President Bush and those who are pushing to make legal the twelve to twenty million (depending on who is doing the estimating) squatters who continue to live openly flaunting our border, culture and our laws are doing something that even the threat of terrorist attack can't do.
Unite the country!
Here we are on Flag Day 2007, and the issue of “Amnesty” … giving people who have entered our country without proper procedure and continue to break our laws through false identity documentation … is beginning to galvanize those who love America because of its structure of fairplay and the rule of law.
When one listens to the leader of the Senate, Sen. Harry Reid, speak about the legislation being proposed (CSPAN News Conference with Sen. Harry Reid (D-NV) on Immigration - 6/12/2007) and state that 80% of the Democrats and 14% of the Republicans support the bill one wants to grab him by the collar and say … well, 86% of the Republicans and 20% of the Democrats oppose it.
At Maxine, all we see is that the American people are against the Kennedy/Kyl/Bush form of REFORM. Why can’t we just enforce the border, and apply the current laws on the books and open things back up to real documented citizens as if we all actually matter?

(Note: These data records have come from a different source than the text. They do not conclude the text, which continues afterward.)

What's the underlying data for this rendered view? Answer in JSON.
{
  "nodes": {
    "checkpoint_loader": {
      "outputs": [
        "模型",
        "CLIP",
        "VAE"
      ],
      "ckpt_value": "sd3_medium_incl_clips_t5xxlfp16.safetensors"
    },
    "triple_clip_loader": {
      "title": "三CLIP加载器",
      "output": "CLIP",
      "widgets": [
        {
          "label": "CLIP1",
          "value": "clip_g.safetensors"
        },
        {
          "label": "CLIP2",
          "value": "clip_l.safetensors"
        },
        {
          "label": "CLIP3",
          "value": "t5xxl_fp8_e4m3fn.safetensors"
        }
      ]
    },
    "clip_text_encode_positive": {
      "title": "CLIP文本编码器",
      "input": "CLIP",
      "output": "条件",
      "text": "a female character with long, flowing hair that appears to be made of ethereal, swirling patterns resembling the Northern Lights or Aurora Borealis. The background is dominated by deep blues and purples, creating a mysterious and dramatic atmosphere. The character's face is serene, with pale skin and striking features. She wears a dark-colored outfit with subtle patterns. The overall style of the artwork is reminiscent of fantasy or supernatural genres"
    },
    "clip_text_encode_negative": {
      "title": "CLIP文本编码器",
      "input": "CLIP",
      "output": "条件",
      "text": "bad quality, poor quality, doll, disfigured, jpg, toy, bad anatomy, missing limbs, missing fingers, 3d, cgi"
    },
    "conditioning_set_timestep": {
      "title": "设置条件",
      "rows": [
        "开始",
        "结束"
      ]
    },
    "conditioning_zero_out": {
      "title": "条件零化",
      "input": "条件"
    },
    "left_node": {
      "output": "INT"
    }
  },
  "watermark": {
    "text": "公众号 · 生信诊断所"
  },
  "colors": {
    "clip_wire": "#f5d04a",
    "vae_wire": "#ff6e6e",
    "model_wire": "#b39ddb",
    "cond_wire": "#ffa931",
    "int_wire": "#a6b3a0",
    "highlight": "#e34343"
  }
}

With an 86% plus 20% body count in the Senate, one would think the Senate could at least FUND the fence they approved last year, ostensibly to increase our border security and reduce illegal immigration.
Excerpts from The Washington Times -
Groups unite against 'amnesty'
By Ralph Z. Hallow - THE WASHINGTON TIMES - June 14, 2007
The debate over President Bush's immigration bill and opposition to it as an "amnesty" proposal have invigorated otherwise dispirited conservative interest groups and forged an anti-Bush unity on the right not seen since the Supreme Court nomination of Harriet Miers.
"The right generally has been invigorated by the debate and has pulled together in part because of the way the administration has attempted to demonize its conservative opposition," said David A. Keene, chairman of the American Conservative Union (ACU).
"So the conservatives who have concerns about the direction the administration wants to take the country on immigration but who disagree with each other have come together to defend each other," Mr. Keene said, making conservatives stay united "in a way they have not been since the Harriet Miers debacle."
Tony Perkins, president of the Family Research Council, reports a similar experience even though his group focuses on religious and values issues and has "not been directly involved in the immigration debate."
Nevertheless, he said, "it is obvious that this issue has struck a nerve among conservatives, and they are pushing back against what they perceive to be a wayward GOP as individuals and through organizations that are challenging the Republican Party."